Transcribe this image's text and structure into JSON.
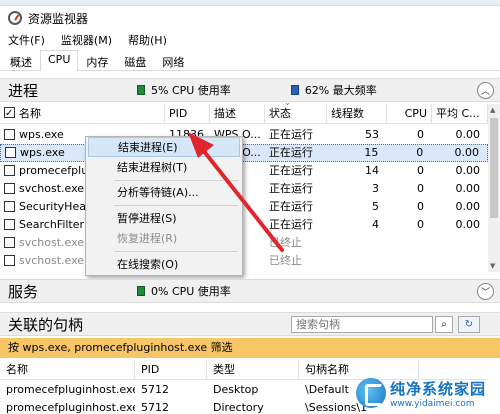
{
  "window": {
    "title": "资源监视器"
  },
  "menu": [
    "文件(F)",
    "监视器(M)",
    "帮助(H)"
  ],
  "tabs": [
    "概述",
    "CPU",
    "内存",
    "磁盘",
    "网络"
  ],
  "processes": {
    "title": "进程",
    "cpu_usage": "5% CPU 使用率",
    "max_freq": "62% 最大频率",
    "columns": [
      "名称",
      "PID",
      "描述",
      "状态",
      "线程数",
      "CPU",
      "平均 C..."
    ],
    "rows": [
      {
        "name": "wps.exe",
        "pid": "11836",
        "desc": "WPS O...",
        "status": "正在运行",
        "threads": "53",
        "cpu": "0",
        "avg": "0.00"
      },
      {
        "name": "wps.exe",
        "pid": "",
        "desc": "WPS O...",
        "status": "正在运行",
        "threads": "15",
        "cpu": "0",
        "avg": "0.00"
      },
      {
        "name": "promecefpluginho",
        "pid": "",
        "desc": "",
        "status": "正在运行",
        "threads": "14",
        "cpu": "0",
        "avg": "0.00"
      },
      {
        "name": "svchost.exe (",
        "pid": "",
        "desc": "",
        "status": "正在运行",
        "threads": "3",
        "cpu": "0",
        "avg": "0.00"
      },
      {
        "name": "SecurityHealt",
        "pid": "",
        "desc": "",
        "status": "正在运行",
        "threads": "5",
        "cpu": "0",
        "avg": "0.00"
      },
      {
        "name": "SearchFilterH",
        "pid": "",
        "desc": "",
        "status": "正在运行",
        "threads": "4",
        "cpu": "0",
        "avg": "0.00"
      },
      {
        "name": "svchost.exe (",
        "pid": "",
        "desc": "",
        "status": "已终止",
        "threads": "",
        "cpu": "",
        "avg": ""
      },
      {
        "name": "svchost.exe (",
        "pid": "",
        "desc": "",
        "status": "已终止",
        "threads": "",
        "cpu": "",
        "avg": ""
      }
    ]
  },
  "context_menu": {
    "items": [
      "结束进程(E)",
      "结束进程树(T)",
      "分析等待链(A)...",
      "暂停进程(S)",
      "恢复进程(R)",
      "在线搜索(O)"
    ]
  },
  "services": {
    "title": "服务",
    "cpu_usage": "0% CPU 使用率"
  },
  "handles": {
    "title": "关联的句柄",
    "search_placeholder": "搜索句柄",
    "filter_text": "按 wps.exe, promecefpluginhost.exe 筛选",
    "columns": [
      "名称",
      "PID",
      "类型",
      "句柄名称"
    ],
    "rows": [
      {
        "name": "promecefpluginhost.exe",
        "pid": "5712",
        "type": "Desktop",
        "handle": "\\Default"
      },
      {
        "name": "promecefpluginhost.exe",
        "pid": "5712",
        "type": "Directory",
        "handle": "\\Sessions\\1"
      }
    ]
  },
  "watermark": {
    "title": "纯净系统家园",
    "url": "www.yidaimei.com"
  }
}
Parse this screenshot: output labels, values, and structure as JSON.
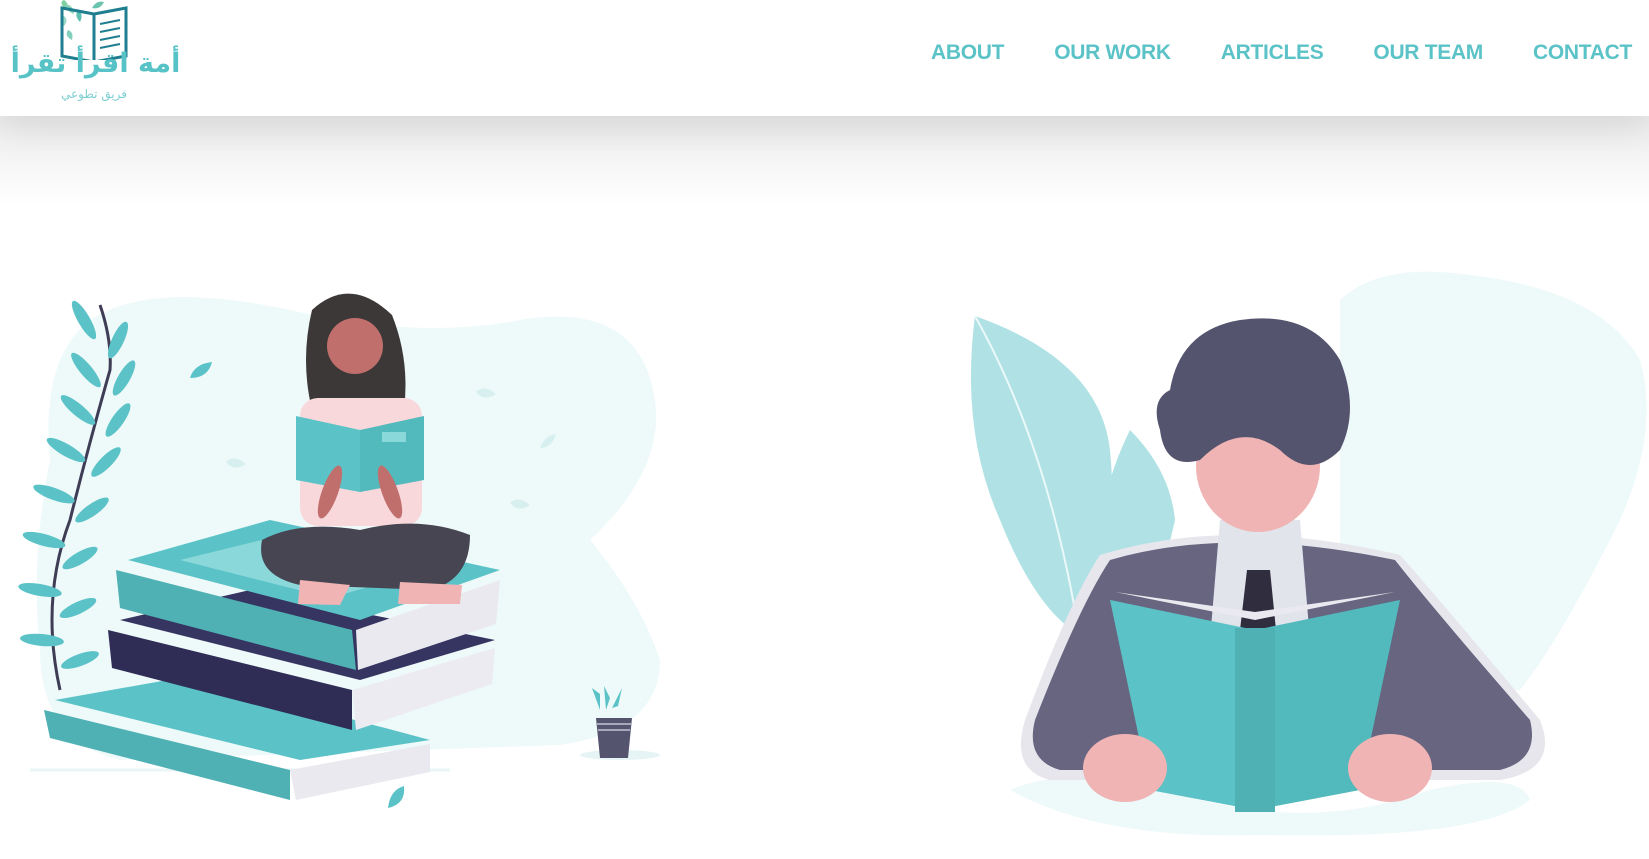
{
  "brand": {
    "title": "أمة اقرأ تقرأ",
    "subtitle": "فريق تطوعي",
    "icon": "book-leaves-icon"
  },
  "nav": {
    "items": [
      {
        "label": "ABOUT"
      },
      {
        "label": "OUR WORK"
      },
      {
        "label": "ARTICLES"
      },
      {
        "label": "OUR TEAM"
      },
      {
        "label": "CONTACT"
      }
    ]
  },
  "colors": {
    "accent": "#5bc3c7",
    "navy": "#363461",
    "skin": "#f0b4b4",
    "suit": "#676580"
  },
  "illustrations": {
    "left": "woman-reading-on-books-illustration",
    "right": "man-reading-book-illustration"
  }
}
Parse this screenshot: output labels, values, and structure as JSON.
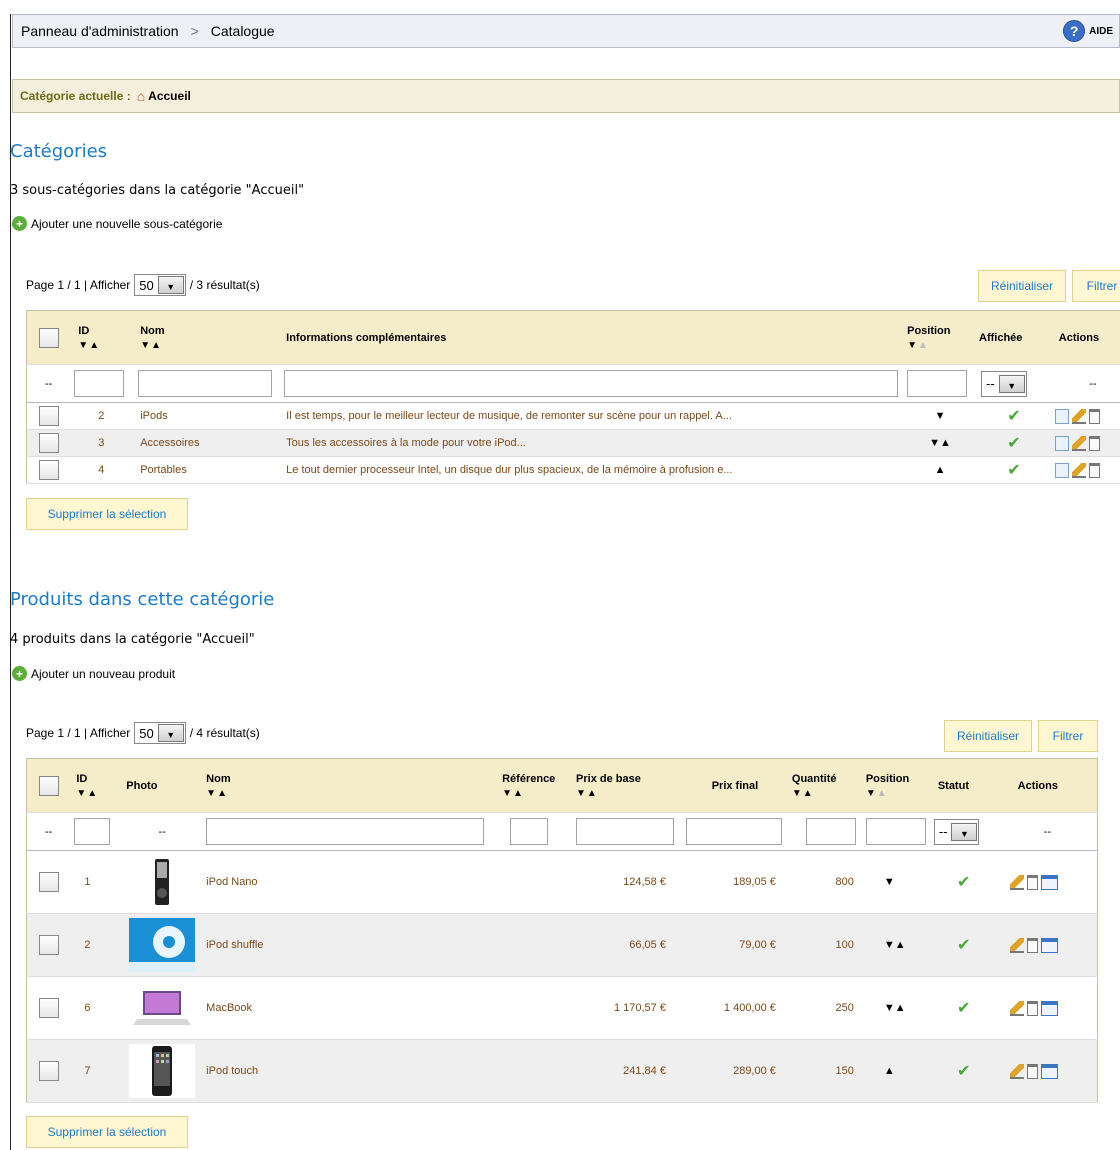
{
  "breadcrumb": {
    "root": "Panneau d'administration",
    "separator": ">",
    "current": "Catalogue"
  },
  "help": {
    "label": "AIDE",
    "icon": "help-icon"
  },
  "current_category": {
    "label": "Catégorie actuelle :",
    "value": "Accueil",
    "icon": "home-icon"
  },
  "categories": {
    "title": "Catégories",
    "count_text": "3 sous-catégories dans la catégorie \"Accueil\"",
    "add_label": "Ajouter une nouvelle sous-catégorie",
    "pager": {
      "page_text": "Page 1 / 1 | Afficher",
      "per_page": "50",
      "results": "/ 3 résultat(s)"
    },
    "reset_label": "Réinitialiser",
    "filter_label": "Filtrer",
    "headers": {
      "id": "ID",
      "name": "Nom",
      "info": "Informations complémentaires",
      "position": "Position",
      "displayed": "Affichée",
      "actions": "Actions"
    },
    "sort_arrows": "▼▲",
    "filter_dash": "--",
    "filter_select": "--",
    "rows": [
      {
        "id": "2",
        "name": "iPods",
        "info": "Il est temps, pour le meilleur lecteur de musique, de remonter sur scène pour un rappel. A...",
        "position": "▼"
      },
      {
        "id": "3",
        "name": "Accessoires",
        "info": "Tous les accessoires à la mode pour votre iPod...",
        "position": "▼▲"
      },
      {
        "id": "4",
        "name": "Portables",
        "info": "Le tout dernier processeur Intel, un disque dur plus spacieux, de la mémoire à profusion e...",
        "position": "▲"
      }
    ],
    "delete_label": "Supprimer la sélection"
  },
  "products": {
    "title": "Produits dans cette catégorie",
    "count_text": "4 produits dans la catégorie \"Accueil\"",
    "add_label": "Ajouter un nouveau produit",
    "pager": {
      "page_text": "Page 1 / 1 | Afficher",
      "per_page": "50",
      "results": "/ 4 résultat(s)"
    },
    "reset_label": "Réinitialiser",
    "filter_label": "Filtrer",
    "headers": {
      "id": "ID",
      "photo": "Photo",
      "name": "Nom",
      "reference": "Référence",
      "base_price": "Prix de base",
      "final_price": "Prix final",
      "quantity": "Quantité",
      "position": "Position",
      "status": "Statut",
      "actions": "Actions"
    },
    "sort_arrows": "▼▲",
    "filter_dash": "--",
    "filter_select": "--",
    "rows": [
      {
        "id": "1",
        "name": "iPod Nano",
        "base_price": "124,58 €",
        "final_price": "189,05 €",
        "quantity": "800",
        "position": "▼",
        "photo": "ipod-nano"
      },
      {
        "id": "2",
        "name": "iPod shuffle",
        "base_price": "66,05 €",
        "final_price": "79,00 €",
        "quantity": "100",
        "position": "▼▲",
        "photo": "ipod-shuffle"
      },
      {
        "id": "6",
        "name": "MacBook",
        "base_price": "1 170,57 €",
        "final_price": "1 400,00 €",
        "quantity": "250",
        "position": "▼▲",
        "photo": "macbook"
      },
      {
        "id": "7",
        "name": "iPod touch",
        "base_price": "241,84 €",
        "final_price": "289,00 €",
        "quantity": "150",
        "position": "▲",
        "photo": "ipod-touch"
      }
    ],
    "delete_label": "Supprimer la sélection"
  },
  "colors": {
    "link": "#1e7bc9",
    "header_bg": "#f5ecc9",
    "button_bg": "#fff6d2",
    "ok": "#4aa838"
  }
}
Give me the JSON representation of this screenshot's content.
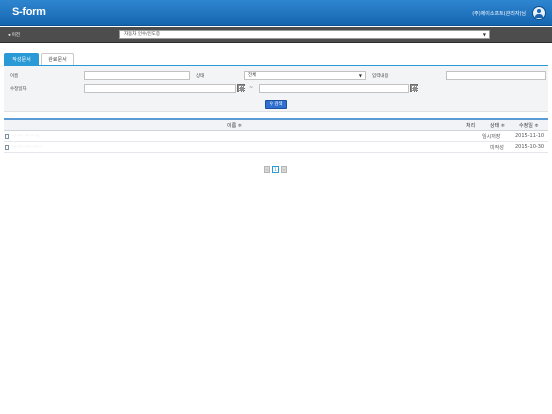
{
  "header": {
    "logo": "S-form",
    "user_label": "(주)에이소프트(관리자)님"
  },
  "nav": {
    "prev_label": "◂ 이전",
    "select_value": "자동차 인수/인도증"
  },
  "tabs": [
    {
      "label": "작성문서",
      "active": true
    },
    {
      "label": "완료문서",
      "active": false
    }
  ],
  "search": {
    "name_label": "이름",
    "name_value": "",
    "status_label": "상태",
    "status_value": "전체",
    "input_content_label": "입력내용",
    "input_content_value": "",
    "modified_date_label": "수정일자",
    "date_from": "",
    "date_to": "",
    "date_separator": "~",
    "search_button_label": "검색"
  },
  "table": {
    "columns": [
      "이름 ≑",
      "처리",
      "상태 ≑",
      "수정일 ≑"
    ],
    "rows": [
      {
        "name": "··· ···  ···  ·· ·:",
        "process": "",
        "status": "임시저장",
        "date": "2015-11-10"
      },
      {
        "name": "···  ··· ···· ···· ·",
        "process": "",
        "status": "미작성",
        "date": "2015-10-30"
      }
    ]
  },
  "pagination": {
    "prev": "‹",
    "current": "1",
    "next": "›"
  },
  "colors": {
    "header_blue": "#1f75c4",
    "tab_active": "#2a9ad6",
    "search_button": "#2f6fd0",
    "navbar": "#4d4d4d"
  }
}
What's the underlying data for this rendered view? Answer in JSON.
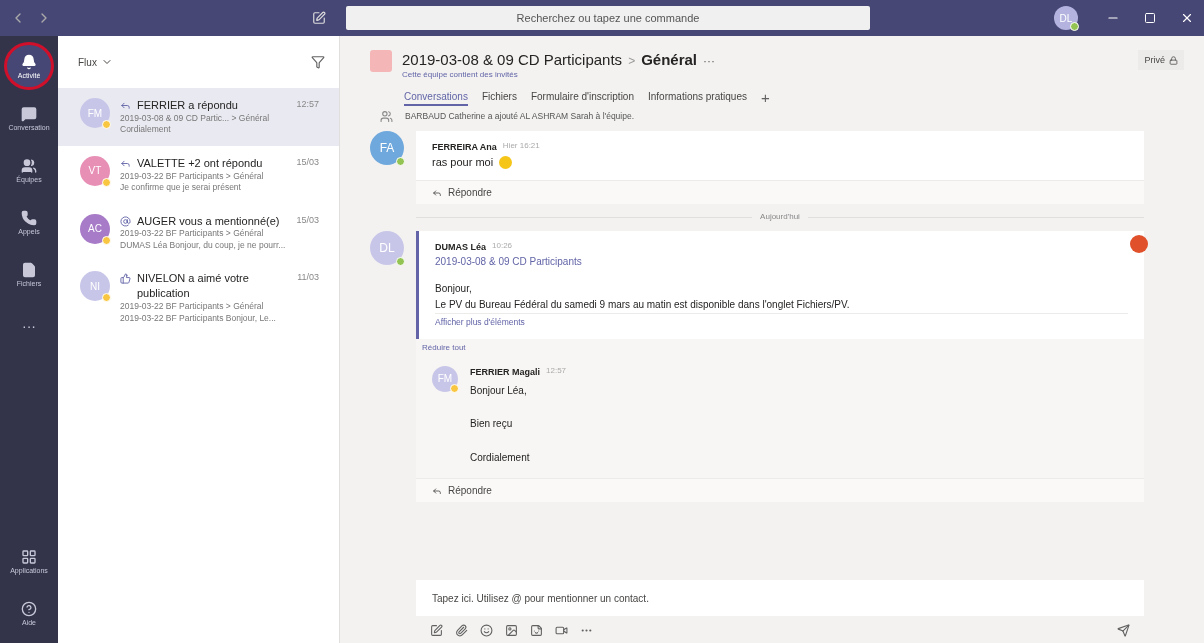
{
  "titlebar": {
    "search_placeholder": "Recherchez ou tapez une commande",
    "user_initials": "DL"
  },
  "rail": {
    "items": [
      {
        "label": "Activité",
        "selected": true
      },
      {
        "label": "Conversation",
        "selected": false
      },
      {
        "label": "Équipes",
        "selected": false
      },
      {
        "label": "Appels",
        "selected": false
      },
      {
        "label": "Fichiers",
        "selected": false
      },
      {
        "label": "···",
        "selected": false
      }
    ],
    "bottom": [
      {
        "label": "Applications"
      },
      {
        "label": "Aide"
      }
    ]
  },
  "feed": {
    "title": "Flux",
    "items": [
      {
        "initials": "FM",
        "color": "#c8c6e8",
        "available": false,
        "kind": "reply",
        "title": "FERRIER a répondu",
        "time": "12:57",
        "line1": "2019-03-08 & 09 CD Partic... > Général",
        "line2": "Cordialement",
        "selected": true
      },
      {
        "initials": "VT",
        "color": "#e88fb6",
        "available": false,
        "kind": "reply",
        "title": "VALETTE +2 ont répondu",
        "time": "15/03",
        "line1": "2019-03-22 BF Participants > Général",
        "line2": "Je confirme que je serai présent",
        "selected": false
      },
      {
        "initials": "AC",
        "color": "#a77bc8",
        "available": false,
        "kind": "mention",
        "title": "AUGER vous a mentionné(e)",
        "time": "15/03",
        "line1": "2019-03-22 BF Participants > Général",
        "line2": "DUMAS Léa Bonjour, du coup, je ne pourr...",
        "selected": false
      },
      {
        "initials": "NI",
        "color": "#c8c6e8",
        "available": false,
        "kind": "like",
        "title": "NIVELON a aimé votre publication",
        "time": "11/03",
        "line1": "2019-03-22 BF Participants > Général",
        "line2": "2019-03-22 BF Participants Bonjour, Le...",
        "selected": false
      }
    ]
  },
  "channel": {
    "team": "2019-03-08 & 09 CD Participants",
    "separator": ">",
    "name": "Général",
    "more": "···",
    "subtitle": "Cette équipe contient des invités",
    "privacy": "Privé",
    "tabs": [
      {
        "label": "Conversations",
        "selected": true
      },
      {
        "label": "Fichiers",
        "selected": false
      },
      {
        "label": "Formulaire d'inscription",
        "selected": false
      },
      {
        "label": "Informations pratiques",
        "selected": false
      }
    ],
    "add_tab": "+"
  },
  "system_message": "BARBAUD Catherine a ajouté AL ASHRAM Sarah à l'équipe.",
  "messages": [
    {
      "author": "FERREIRA Ana",
      "initials": "FA",
      "color": "#6fa8dc",
      "available": true,
      "time": "Hier 16:21",
      "lines": [
        "ras pour moi"
      ],
      "reply": "Répondre"
    }
  ],
  "date_divider": "Aujourd'hui",
  "thread": {
    "author": "DUMAS Léa",
    "initials": "DL",
    "color": "#c8c6e8",
    "available": true,
    "time": "10:26",
    "link": "2019-03-08 & 09 CD Participants",
    "lines": [
      "Bonjour,",
      "Le PV du Bureau Fédéral du samedi 9 mars au matin est disponible dans l'onglet Fichiers/PV."
    ],
    "show_more": "Afficher plus d'éléments",
    "collapse": "Réduire tout",
    "replies": [
      {
        "author": "FERRIER Magali",
        "initials": "FM",
        "color": "#c8c6e8",
        "available": false,
        "time": "12:57",
        "lines": [
          "Bonjour Léa,",
          "Bien reçu",
          "Cordialement"
        ]
      }
    ],
    "reply": "Répondre"
  },
  "compose": {
    "placeholder": "Tapez ici. Utilisez @ pour mentionner un contact."
  }
}
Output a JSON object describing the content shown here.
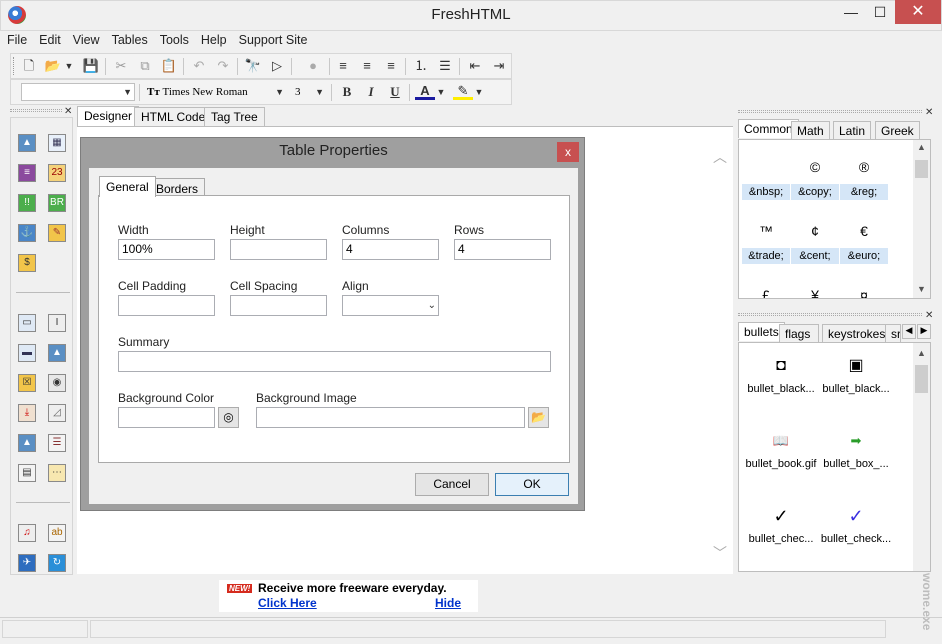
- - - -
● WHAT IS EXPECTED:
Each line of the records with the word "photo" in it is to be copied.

● COMPLETED TASK:
      "photo": "Photo",
        "photo": "ipod-nano"
        "photo": "ipod-shuffle"
        "photo": "macbook"
        "photo": "ipod-touch"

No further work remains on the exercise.